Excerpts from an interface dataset
────────────────────────────────────────

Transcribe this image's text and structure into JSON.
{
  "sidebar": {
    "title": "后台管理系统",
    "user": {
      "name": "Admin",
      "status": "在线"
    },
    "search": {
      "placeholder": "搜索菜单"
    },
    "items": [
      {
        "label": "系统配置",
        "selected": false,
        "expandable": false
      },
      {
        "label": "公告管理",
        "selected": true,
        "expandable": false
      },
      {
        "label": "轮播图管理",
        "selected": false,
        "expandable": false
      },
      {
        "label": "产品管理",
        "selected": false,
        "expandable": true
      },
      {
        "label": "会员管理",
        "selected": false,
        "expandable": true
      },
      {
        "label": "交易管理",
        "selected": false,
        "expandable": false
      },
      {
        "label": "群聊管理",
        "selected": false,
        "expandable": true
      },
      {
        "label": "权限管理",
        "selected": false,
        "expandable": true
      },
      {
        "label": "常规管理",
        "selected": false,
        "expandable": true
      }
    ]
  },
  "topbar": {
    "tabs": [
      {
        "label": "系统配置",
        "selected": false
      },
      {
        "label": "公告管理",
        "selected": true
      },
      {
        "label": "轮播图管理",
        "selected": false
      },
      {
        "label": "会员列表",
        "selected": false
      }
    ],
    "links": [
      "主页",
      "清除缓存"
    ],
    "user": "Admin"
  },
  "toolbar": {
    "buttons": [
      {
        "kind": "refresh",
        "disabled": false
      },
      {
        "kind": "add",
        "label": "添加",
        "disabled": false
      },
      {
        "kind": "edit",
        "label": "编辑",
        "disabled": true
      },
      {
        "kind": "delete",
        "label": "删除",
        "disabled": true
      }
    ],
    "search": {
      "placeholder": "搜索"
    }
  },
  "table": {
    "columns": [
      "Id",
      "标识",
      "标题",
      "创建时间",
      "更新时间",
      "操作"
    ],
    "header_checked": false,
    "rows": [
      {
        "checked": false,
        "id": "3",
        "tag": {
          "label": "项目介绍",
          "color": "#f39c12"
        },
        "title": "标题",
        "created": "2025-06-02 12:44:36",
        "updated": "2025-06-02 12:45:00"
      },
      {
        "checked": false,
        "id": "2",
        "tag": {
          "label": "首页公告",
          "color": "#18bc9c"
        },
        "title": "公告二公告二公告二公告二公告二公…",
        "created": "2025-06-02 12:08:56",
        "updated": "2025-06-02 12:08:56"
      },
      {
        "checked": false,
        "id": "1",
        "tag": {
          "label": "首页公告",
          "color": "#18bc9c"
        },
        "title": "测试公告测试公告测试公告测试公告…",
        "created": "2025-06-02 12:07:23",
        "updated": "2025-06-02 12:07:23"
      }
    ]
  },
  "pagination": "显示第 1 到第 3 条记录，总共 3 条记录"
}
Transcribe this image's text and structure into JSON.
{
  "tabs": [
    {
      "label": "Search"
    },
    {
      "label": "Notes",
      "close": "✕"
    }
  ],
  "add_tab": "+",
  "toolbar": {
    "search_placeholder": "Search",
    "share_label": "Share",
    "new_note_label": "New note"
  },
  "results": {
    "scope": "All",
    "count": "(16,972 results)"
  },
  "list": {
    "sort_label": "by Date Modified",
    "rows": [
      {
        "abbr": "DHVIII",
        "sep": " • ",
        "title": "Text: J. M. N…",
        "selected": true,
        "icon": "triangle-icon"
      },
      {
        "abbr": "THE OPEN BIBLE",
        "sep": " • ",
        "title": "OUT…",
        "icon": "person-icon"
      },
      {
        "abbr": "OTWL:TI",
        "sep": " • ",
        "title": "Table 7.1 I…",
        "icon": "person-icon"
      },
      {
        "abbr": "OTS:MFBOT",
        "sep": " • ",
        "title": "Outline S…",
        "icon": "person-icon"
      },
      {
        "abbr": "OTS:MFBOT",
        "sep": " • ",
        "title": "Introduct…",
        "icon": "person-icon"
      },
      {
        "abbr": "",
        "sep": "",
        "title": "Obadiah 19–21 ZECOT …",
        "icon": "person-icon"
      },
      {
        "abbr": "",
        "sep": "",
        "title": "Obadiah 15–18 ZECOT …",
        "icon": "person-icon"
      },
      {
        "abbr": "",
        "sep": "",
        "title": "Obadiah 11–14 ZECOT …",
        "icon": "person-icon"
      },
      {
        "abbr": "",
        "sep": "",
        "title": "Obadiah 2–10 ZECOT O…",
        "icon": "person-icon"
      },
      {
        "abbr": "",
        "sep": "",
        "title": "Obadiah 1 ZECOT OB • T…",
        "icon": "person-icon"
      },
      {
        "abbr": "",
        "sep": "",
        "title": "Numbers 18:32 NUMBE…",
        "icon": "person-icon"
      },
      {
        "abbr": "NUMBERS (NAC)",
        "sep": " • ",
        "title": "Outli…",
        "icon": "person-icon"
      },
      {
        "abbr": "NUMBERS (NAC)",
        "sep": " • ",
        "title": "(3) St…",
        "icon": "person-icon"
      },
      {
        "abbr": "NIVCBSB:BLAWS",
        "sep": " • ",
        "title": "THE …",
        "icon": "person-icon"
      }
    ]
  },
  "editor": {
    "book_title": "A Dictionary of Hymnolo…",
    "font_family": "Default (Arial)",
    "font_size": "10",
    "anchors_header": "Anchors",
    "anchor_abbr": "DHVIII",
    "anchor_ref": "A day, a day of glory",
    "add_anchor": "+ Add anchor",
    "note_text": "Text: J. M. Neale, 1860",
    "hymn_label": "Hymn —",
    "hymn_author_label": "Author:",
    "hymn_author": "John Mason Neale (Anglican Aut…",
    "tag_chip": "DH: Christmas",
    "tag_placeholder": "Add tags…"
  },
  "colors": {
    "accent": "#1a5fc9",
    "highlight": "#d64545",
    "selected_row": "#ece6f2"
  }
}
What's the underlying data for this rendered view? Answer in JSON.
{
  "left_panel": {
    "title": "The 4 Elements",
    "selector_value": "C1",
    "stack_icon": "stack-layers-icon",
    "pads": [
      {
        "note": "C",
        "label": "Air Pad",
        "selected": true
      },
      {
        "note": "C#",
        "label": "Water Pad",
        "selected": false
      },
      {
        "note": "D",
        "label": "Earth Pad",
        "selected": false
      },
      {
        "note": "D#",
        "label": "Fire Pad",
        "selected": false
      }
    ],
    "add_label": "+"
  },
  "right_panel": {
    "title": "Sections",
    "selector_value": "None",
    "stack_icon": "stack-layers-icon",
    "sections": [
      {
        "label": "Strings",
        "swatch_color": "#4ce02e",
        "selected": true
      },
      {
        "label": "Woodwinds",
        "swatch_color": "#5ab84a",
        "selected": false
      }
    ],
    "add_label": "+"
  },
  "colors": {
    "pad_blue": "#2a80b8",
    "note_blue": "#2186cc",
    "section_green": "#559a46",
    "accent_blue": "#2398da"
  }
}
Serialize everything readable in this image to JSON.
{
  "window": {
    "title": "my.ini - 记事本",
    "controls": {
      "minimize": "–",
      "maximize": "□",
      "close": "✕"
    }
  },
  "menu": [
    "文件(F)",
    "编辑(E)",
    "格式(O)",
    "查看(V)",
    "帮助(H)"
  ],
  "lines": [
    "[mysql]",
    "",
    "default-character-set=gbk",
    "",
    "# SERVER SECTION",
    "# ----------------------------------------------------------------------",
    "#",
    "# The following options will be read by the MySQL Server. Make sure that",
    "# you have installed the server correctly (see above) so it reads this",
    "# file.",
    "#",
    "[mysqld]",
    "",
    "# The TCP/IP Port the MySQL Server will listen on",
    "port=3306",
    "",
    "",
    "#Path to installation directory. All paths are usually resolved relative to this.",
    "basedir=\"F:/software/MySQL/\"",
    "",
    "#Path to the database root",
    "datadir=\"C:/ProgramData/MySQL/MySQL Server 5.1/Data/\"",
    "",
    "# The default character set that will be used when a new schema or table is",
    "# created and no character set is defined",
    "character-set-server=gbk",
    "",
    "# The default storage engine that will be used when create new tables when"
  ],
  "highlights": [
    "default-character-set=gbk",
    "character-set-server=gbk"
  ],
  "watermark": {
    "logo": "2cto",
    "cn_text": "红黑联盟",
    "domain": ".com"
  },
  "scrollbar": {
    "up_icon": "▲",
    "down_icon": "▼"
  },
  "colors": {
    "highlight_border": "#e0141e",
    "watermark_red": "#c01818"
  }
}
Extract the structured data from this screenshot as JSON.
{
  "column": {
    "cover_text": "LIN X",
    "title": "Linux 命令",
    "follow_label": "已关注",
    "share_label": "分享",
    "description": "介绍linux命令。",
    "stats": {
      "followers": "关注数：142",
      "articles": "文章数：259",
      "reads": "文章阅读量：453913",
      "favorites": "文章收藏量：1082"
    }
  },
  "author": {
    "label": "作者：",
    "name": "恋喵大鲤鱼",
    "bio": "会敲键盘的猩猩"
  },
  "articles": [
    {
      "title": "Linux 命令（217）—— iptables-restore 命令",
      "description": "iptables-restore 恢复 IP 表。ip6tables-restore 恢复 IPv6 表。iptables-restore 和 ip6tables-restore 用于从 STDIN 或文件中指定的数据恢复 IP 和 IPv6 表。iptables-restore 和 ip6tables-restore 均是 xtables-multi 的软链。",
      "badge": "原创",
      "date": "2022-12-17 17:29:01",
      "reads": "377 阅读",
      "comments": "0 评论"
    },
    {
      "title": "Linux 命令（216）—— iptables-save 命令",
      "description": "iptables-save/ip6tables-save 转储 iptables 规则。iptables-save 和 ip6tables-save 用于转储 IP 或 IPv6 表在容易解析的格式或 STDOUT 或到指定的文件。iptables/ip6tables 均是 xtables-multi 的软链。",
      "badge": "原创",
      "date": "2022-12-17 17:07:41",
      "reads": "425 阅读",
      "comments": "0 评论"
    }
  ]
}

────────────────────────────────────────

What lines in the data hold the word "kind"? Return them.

▶ _Task output_:
        "kind": "refresh",
        "kind": "add",
        "kind": "edit",
        "kind": "delete",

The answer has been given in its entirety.